My favorite bit of the article:
"How could such crass behavior occur in a crowd paying top-dollar to hear a Wagnerian soprano? Did these ladies and gentlemen forget they were at a live performance, so accustomed are they to gossiping about each other over lunch? Did they just not care? Could they be so saturated with Eddie Murphy's Norbit fat-jokes and the over-plucked glistening flesh paraded before The Bachelor as to have become mere snuffling moles, utterly blind to true human beauty? Perhaps the requisite hush would have prevailed if it were Spitzer's call-girl in the role. She claims to be a singer, after all. "
Buono detta, Ms. Wingfield! Bravissima :-)
Can you imagine a reviewer suggesting that Pavarotti would be a much better singer if he just tried Atkins? Opera has always been the one place where talent trumped any social judgement of appearance. That's how it appeared from the cheap seats, anyhow. Could it be that the new digital standard of preference perfection is changing that? Could live performance art be shuffled out to make way for not-so-cheap imitation?
Personally, I think perfect digital sound is impressive in it's own way.
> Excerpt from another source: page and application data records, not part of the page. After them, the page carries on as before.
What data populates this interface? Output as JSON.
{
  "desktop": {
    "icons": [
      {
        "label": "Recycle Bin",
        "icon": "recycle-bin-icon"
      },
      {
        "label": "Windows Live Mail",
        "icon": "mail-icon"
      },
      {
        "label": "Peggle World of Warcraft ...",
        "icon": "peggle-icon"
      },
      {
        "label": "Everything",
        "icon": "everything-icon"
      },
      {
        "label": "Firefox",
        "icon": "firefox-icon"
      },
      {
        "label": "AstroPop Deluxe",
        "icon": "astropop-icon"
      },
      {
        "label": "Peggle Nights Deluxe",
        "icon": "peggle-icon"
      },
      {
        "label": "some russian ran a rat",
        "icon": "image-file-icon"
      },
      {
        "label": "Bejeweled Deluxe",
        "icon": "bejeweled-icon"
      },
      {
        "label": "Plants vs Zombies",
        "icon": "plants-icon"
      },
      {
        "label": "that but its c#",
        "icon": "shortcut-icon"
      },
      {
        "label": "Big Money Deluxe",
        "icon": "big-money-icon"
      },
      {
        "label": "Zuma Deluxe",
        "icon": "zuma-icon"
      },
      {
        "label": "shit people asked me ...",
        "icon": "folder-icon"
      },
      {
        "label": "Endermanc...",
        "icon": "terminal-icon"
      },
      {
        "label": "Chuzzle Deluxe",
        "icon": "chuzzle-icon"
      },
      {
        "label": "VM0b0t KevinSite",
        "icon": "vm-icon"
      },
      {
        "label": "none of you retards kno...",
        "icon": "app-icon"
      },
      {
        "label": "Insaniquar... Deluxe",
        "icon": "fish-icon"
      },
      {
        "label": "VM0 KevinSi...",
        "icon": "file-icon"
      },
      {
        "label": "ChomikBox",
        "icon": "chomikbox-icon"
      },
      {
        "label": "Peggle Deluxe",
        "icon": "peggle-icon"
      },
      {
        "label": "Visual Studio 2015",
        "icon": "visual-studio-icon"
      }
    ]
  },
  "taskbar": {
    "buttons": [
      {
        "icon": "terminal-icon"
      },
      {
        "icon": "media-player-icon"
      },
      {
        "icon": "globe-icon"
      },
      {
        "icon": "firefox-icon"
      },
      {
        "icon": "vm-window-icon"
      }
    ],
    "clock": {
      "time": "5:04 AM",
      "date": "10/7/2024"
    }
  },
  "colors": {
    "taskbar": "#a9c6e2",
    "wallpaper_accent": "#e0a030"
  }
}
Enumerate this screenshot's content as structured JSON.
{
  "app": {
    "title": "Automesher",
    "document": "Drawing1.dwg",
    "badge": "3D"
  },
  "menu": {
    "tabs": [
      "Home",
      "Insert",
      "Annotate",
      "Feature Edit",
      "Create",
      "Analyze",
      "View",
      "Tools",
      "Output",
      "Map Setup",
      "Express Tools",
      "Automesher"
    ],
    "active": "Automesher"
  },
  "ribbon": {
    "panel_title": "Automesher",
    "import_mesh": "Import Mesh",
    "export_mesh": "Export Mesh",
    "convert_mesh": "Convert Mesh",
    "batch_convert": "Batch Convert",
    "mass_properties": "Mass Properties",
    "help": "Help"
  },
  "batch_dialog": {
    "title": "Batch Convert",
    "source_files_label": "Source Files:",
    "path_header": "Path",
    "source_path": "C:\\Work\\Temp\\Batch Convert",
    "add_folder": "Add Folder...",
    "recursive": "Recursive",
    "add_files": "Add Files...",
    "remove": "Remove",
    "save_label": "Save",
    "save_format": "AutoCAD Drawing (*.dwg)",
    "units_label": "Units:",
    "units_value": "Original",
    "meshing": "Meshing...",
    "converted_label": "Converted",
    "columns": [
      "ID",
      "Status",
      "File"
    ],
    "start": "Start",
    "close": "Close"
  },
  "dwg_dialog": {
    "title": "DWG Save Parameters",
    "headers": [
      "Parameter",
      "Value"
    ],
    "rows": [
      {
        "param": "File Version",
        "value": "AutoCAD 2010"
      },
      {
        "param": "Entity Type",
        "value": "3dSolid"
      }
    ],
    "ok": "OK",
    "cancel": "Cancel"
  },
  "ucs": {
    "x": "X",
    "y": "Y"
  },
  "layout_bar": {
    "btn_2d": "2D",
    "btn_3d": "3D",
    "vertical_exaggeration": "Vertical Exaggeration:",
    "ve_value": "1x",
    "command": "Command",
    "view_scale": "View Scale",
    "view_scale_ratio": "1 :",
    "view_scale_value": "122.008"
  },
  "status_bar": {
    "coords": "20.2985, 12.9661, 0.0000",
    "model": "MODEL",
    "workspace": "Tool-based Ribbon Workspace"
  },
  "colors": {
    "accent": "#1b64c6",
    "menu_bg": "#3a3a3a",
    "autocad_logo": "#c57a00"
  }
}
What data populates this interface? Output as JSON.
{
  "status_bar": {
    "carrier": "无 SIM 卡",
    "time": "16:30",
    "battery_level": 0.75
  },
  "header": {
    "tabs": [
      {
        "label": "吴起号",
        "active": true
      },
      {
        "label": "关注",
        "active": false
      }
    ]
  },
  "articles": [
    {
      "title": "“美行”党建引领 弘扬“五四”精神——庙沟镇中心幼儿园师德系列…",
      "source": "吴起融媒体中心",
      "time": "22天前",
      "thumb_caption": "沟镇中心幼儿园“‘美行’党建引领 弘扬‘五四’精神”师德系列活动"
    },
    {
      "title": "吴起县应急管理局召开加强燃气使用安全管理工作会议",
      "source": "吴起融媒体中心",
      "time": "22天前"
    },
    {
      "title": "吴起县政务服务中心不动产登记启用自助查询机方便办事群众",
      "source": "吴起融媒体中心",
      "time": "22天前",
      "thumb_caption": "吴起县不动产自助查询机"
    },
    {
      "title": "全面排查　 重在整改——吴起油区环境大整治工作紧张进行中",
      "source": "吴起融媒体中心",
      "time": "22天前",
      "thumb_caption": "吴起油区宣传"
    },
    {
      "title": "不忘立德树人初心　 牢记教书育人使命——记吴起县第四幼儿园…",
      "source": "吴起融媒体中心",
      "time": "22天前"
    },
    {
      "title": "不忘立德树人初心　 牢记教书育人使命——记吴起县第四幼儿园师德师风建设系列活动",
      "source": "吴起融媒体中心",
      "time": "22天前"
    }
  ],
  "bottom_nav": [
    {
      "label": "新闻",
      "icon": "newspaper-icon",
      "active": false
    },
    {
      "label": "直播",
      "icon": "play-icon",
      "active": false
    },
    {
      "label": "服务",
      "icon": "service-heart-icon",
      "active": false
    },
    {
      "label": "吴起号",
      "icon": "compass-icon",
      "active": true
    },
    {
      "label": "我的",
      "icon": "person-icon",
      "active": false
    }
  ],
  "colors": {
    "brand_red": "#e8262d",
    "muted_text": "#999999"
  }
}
But I've never heard a piece of digital music that has impressed or moved me to the degree a skilled live performance is capable of. I'll always choose a movie with good acting over one with digital effects, and I'll always choose music with real voices and instruments over the bland and soulless midi sound. That's just me. Maybe for the rest of the world, one can never be skilled enough to appeal without also being a piece of "over-plucked glistening flesh" made industry standard.